Directions - Your reply should be only the number of lines in the records that contain the word "color".
[Start of Attachment]
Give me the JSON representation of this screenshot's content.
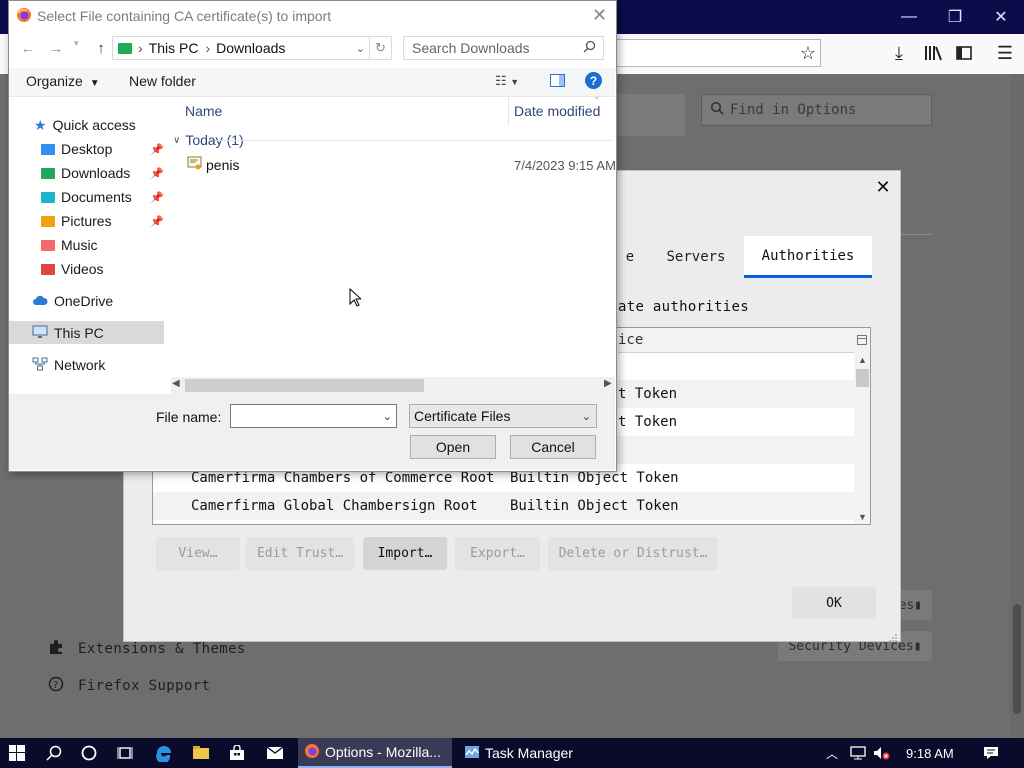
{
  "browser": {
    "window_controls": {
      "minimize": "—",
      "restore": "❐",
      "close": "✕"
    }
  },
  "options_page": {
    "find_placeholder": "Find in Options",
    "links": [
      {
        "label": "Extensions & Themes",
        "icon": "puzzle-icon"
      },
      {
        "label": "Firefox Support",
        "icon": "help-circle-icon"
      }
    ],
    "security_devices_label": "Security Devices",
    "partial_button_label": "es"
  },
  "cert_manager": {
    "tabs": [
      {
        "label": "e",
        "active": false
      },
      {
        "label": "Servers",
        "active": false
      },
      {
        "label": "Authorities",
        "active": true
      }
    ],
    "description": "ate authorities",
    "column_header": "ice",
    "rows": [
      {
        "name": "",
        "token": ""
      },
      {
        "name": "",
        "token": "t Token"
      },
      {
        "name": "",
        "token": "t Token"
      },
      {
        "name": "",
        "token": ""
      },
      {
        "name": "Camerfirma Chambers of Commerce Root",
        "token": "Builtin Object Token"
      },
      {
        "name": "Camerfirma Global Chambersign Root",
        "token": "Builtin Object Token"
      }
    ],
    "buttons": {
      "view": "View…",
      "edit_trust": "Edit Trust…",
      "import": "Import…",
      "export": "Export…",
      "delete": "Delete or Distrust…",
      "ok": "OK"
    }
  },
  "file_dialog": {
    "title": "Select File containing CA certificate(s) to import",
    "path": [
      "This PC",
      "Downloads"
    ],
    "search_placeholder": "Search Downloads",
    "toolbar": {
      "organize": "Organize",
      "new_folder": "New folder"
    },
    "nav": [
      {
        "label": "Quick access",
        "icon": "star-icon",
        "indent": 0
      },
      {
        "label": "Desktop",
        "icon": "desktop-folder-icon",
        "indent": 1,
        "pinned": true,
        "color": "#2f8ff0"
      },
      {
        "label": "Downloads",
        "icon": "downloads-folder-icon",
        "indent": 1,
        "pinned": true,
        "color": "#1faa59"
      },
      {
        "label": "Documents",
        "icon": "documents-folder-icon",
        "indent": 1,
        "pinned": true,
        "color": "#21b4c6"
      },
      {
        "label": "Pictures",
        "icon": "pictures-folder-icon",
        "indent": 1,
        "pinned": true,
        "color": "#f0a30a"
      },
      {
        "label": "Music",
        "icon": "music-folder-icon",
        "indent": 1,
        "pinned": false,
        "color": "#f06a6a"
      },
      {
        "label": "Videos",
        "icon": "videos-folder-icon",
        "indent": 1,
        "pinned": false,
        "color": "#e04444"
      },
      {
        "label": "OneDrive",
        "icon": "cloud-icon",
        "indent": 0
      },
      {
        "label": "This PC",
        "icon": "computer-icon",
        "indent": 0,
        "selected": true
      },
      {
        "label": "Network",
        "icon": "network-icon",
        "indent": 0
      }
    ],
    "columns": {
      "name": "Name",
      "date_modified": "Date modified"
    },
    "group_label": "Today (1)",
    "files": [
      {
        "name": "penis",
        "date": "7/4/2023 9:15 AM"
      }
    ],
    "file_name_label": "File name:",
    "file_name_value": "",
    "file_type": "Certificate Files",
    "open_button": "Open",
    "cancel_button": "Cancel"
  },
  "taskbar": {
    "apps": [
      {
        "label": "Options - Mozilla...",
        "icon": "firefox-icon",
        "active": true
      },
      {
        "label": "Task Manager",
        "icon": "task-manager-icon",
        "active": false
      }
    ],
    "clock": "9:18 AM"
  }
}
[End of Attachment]
Response area - 6